Auto-Union/Horch were the main builders of both the medium and heavy passenger cars in the Einheits programme (einheitsfahrgestell: standard motor chassis). The Auto Union/Horch Chassis I for heavy passenger cars (schwerer personenkraftwagen)was produced in 1935. As part of the overall plan it was intended to use this chassis with a rear mounted engine for armoured cars and with a front mounted engine for passenger cars. The original chassis with steerable wheels front and back was designated I a, and the later production chassis (from 1939-40) was designated I b. The chassis featured four wheel drive. There was a torque converter with a limited differential action to prevent winding up in the transmission. The front axle was driven directly from the main gearbox, which included a third differential. There were five forward gear ratios, one reverse, and an auxiliary low gear for cross country work. There was a self locking differential on the rear axle with a normal differential at the front, this arrangement ensuring that all wheels received driving power no matter what the nature of the terrain. There was fully independent suspension, each wheel having two radius arms sprung by two coil springs between the power radius arm and a bracket on the chassis frmae. Shock absorbers were incorporated into the suspension to prevent damage to the steering arms. The four wheel steering facility proved to be unsatisfactory in the long term. The rear wheel steering was optional, controlled by a dog clutch operated by a lever from the driving position. Using four wheel steering and driving fast, the vehicle was found to slew sideways; thus it was not popular and after some experience four wheel steering was forbidden altogether at speeds over 13 mph. This limitation made the whole facility of such slight value that it was dropped entirely from the 1940 onward production chassis.

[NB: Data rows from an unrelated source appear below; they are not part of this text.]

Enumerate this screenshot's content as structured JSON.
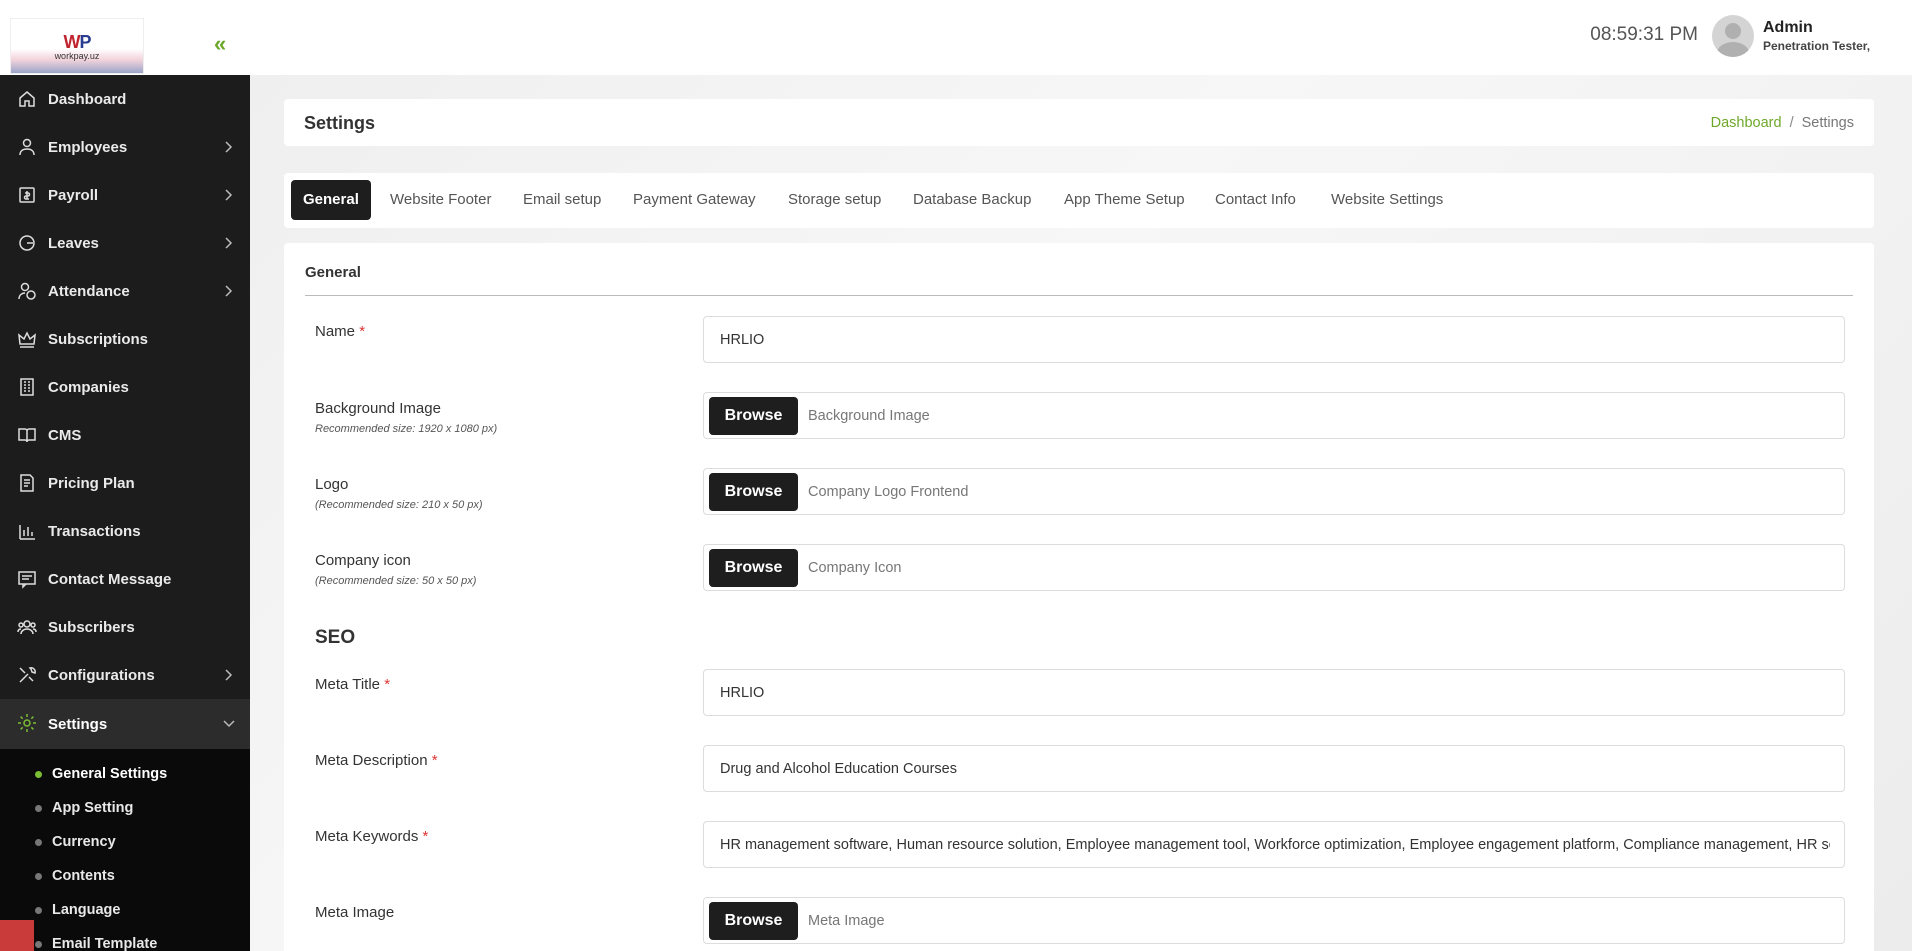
{
  "header": {
    "logo_text": "workpay.uz",
    "time": "08:59:31 PM",
    "user_name": "Admin",
    "user_role": "Penetration Tester,"
  },
  "sidebar": {
    "items": [
      {
        "label": "Dashboard",
        "icon": "home-icon",
        "has_children": false
      },
      {
        "label": "Employees",
        "icon": "user-icon",
        "has_children": true
      },
      {
        "label": "Payroll",
        "icon": "payroll-icon",
        "has_children": true
      },
      {
        "label": "Leaves",
        "icon": "leave-icon",
        "has_children": true
      },
      {
        "label": "Attendance",
        "icon": "attendance-icon",
        "has_children": true
      },
      {
        "label": "Subscriptions",
        "icon": "crown-icon",
        "has_children": false
      },
      {
        "label": "Companies",
        "icon": "building-icon",
        "has_children": false
      },
      {
        "label": "CMS",
        "icon": "book-icon",
        "has_children": false
      },
      {
        "label": "Pricing Plan",
        "icon": "pricing-icon",
        "has_children": false
      },
      {
        "label": "Transactions",
        "icon": "bar-chart-icon",
        "has_children": false
      },
      {
        "label": "Contact Message",
        "icon": "message-icon",
        "has_children": false
      },
      {
        "label": "Subscribers",
        "icon": "users-icon",
        "has_children": false
      },
      {
        "label": "Configurations",
        "icon": "tools-icon",
        "has_children": true
      },
      {
        "label": "Settings",
        "icon": "gear-icon",
        "has_children": true,
        "active": true
      }
    ],
    "submenu": [
      {
        "label": "General Settings",
        "active": true
      },
      {
        "label": "App Setting"
      },
      {
        "label": "Currency"
      },
      {
        "label": "Contents"
      },
      {
        "label": "Language"
      },
      {
        "label": "Email Template"
      }
    ]
  },
  "page": {
    "title": "Settings",
    "breadcrumb": [
      "Dashboard",
      "Settings"
    ]
  },
  "tabs": [
    {
      "label": "General",
      "active": true
    },
    {
      "label": "Website Footer"
    },
    {
      "label": "Email setup"
    },
    {
      "label": "Payment Gateway"
    },
    {
      "label": "Storage setup"
    },
    {
      "label": "Database Backup"
    },
    {
      "label": "App Theme Setup"
    },
    {
      "label": "Contact Info"
    },
    {
      "label": "Website Settings"
    }
  ],
  "form": {
    "section_title": "General",
    "seo_title": "SEO",
    "browse_label": "Browse",
    "name": {
      "label": "Name",
      "required": "*",
      "value": "HRLIO"
    },
    "background_image": {
      "label": "Background Image",
      "hint": "Recommended size: 1920 x 1080 px)",
      "placeholder": "Background Image"
    },
    "logo": {
      "label": "Logo",
      "hint": "(Recommended size: 210 x 50 px)",
      "placeholder": "Company Logo Frontend"
    },
    "company_icon": {
      "label": "Company icon",
      "hint": "(Recommended size: 50 x 50 px)",
      "placeholder": "Company Icon"
    },
    "meta_title": {
      "label": "Meta Title",
      "required": "*",
      "value": "HRLIO"
    },
    "meta_description": {
      "label": "Meta Description",
      "required": "*",
      "value": "Drug and Alcohol Education Courses"
    },
    "meta_keywords": {
      "label": "Meta Keywords",
      "required": "*",
      "value": "HR management software, Human resource solution, Employee management tool, Workforce optimization, Employee engagement platform, Compliance management, HR software"
    },
    "meta_image": {
      "label": "Meta Image",
      "placeholder": "Meta Image"
    }
  },
  "colors": {
    "accent": "#6ea82b",
    "sidebar_bg": "#1c1c1c",
    "active_tab_bg": "#1e1e1e",
    "required": "#d33333"
  }
}
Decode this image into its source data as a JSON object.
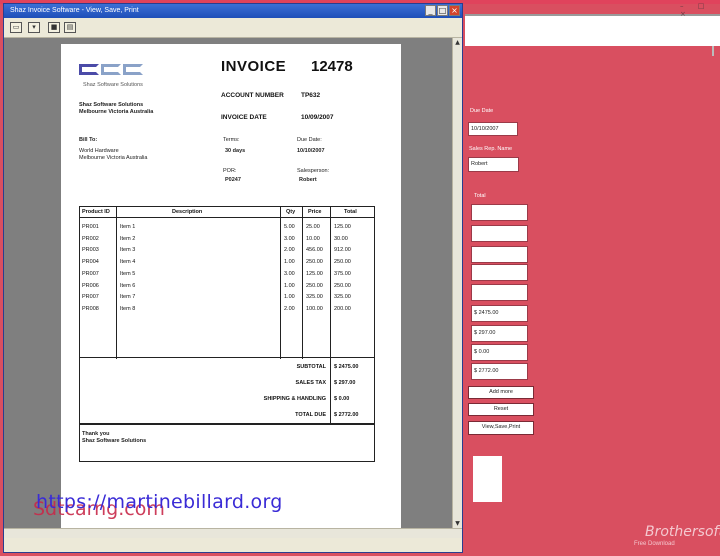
{
  "window": {
    "title": "Shaz Invoice Software - View, Save, Print",
    "minimize": "_",
    "maximize": "□",
    "close": "×"
  },
  "toolbar": {
    "icons": [
      "open-folder-icon",
      "print-setup-icon",
      "save-icon",
      "print-icon"
    ]
  },
  "invoice": {
    "title": "INVOICE",
    "number": "12478",
    "account_label": "ACCOUNT NUMBER",
    "account_value": "TP632",
    "date_label": "INVOICE DATE",
    "date_value": "10/09/2007",
    "company_tagline": "Shaz Software Solutions",
    "company_name": "Shaz Software Solutions",
    "company_addr": "Melbourne Victoria Australia",
    "bill_to_label": "Bill To:",
    "bill_to_name": "World Hardware",
    "bill_to_addr": "Melbourne Victoria Australia",
    "terms_label": "Terms:",
    "terms_value": "30 days",
    "due_label": "Due Date:",
    "due_value": "10/10/2007",
    "por_label": "POR:",
    "por_value": "P0247",
    "sales_label": "Salesperson:",
    "sales_value": "Robert",
    "columns": [
      "Product ID",
      "Description",
      "Qty",
      "Price",
      "Total"
    ],
    "rows": [
      {
        "id": "PR001",
        "desc": "Item 1",
        "qty": "5.00",
        "price": "25.00",
        "total": "125.00"
      },
      {
        "id": "PR002",
        "desc": "Item 2",
        "qty": "3.00",
        "price": "10.00",
        "total": "30.00"
      },
      {
        "id": "PR003",
        "desc": "Item 3",
        "qty": "2.00",
        "price": "456.00",
        "total": "912.00"
      },
      {
        "id": "PR004",
        "desc": "Item 4",
        "qty": "1.00",
        "price": "250.00",
        "total": "250.00"
      },
      {
        "id": "PR007",
        "desc": "Item 5",
        "qty": "3.00",
        "price": "125.00",
        "total": "375.00"
      },
      {
        "id": "PR006",
        "desc": "Item 6",
        "qty": "1.00",
        "price": "250.00",
        "total": "250.00"
      },
      {
        "id": "PR007",
        "desc": "Item 7",
        "qty": "1.00",
        "price": "325.00",
        "total": "325.00"
      },
      {
        "id": "PR008",
        "desc": "Item 8",
        "qty": "2.00",
        "price": "100.00",
        "total": "200.00"
      }
    ],
    "subtotal_label": "SUBTOTAL",
    "subtotal_value": "$ 2475.00",
    "tax_label": "SALES TAX",
    "tax_value": "$ 297.00",
    "shipping_label": "SHIPPING & HANDLING",
    "shipping_value": "$ 0.00",
    "total_label": "TOTAL DUE",
    "total_value": "$ 2772.00",
    "thanks_line1": "Thank you",
    "thanks_line2": "Shaz Software Solutions"
  },
  "watermarks": {
    "site_a": "Sdtcarng.com",
    "site_b": "https://martinebillard.org",
    "brand": "Brothersoft",
    "brand_sub": "Free Download"
  },
  "right_panel": {
    "due_date_label": "Due Date",
    "due_date_value": "10/10/2007",
    "sales_rep_label": "Sales Rep. Name",
    "sales_rep_value": "Robert",
    "total_label": "Total",
    "sum_subtotal": "$ 2475.00",
    "sum_tax": "$ 297.00",
    "sum_shipping": "$ 0.00",
    "sum_total": "$ 2772.00",
    "add_more": "Add more",
    "reset": "Reset",
    "view_save_print": "View,Save,Print",
    "window_controls": "– □ ×"
  },
  "colors": {
    "background": "#d94f60",
    "titlebar": "#1e4fb8",
    "logo_dark": "#4b4ba8",
    "logo_light": "#8aa2c8"
  }
}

Pictured here is a 1:30 scale replica of a German Horch Command Car with driver and Wilhelm Bittrich, commander of the 9.SS-Panzer-Division "Hohenstaufen"
Length: 4.25 inches
Width: 1.5 inches
Release Date: August 2008
Historical Account: "The Schell-Programm" - Field car production with this chassis started late in 1938. Externally all Auto-Union/Horch heavy cars looked alike irrespective of actual chassis model, however. By 1940 the chassis had been simplified considerably, and the Berlin Ford factory was also by then engaged in production. Ford built vehicles had a Ford 3.6 litre V-8 78 hp engine in place of the Horch unit. The late 1940 models lacked recesses in the body and chassis mounted support arms for spare wheels. Production ceased in 1941 in favour of a new scheme under the Schell-Programm which sought to rationalise car production completely. In this scheme the heavy car shared the chassis of the 1.5 ton light truck. Auto-Union/Horch heavy cars remained in service throughout World War II, however, and were among the most common of German vehicles on every front. The Auto-Union/Horch on the heavy passenger car chassis was used in several roles, and though the layout of the open body followed the old Kubelsitzer idea, all but the very earliest had the added refinement of metal side doors rather than canvas side screens.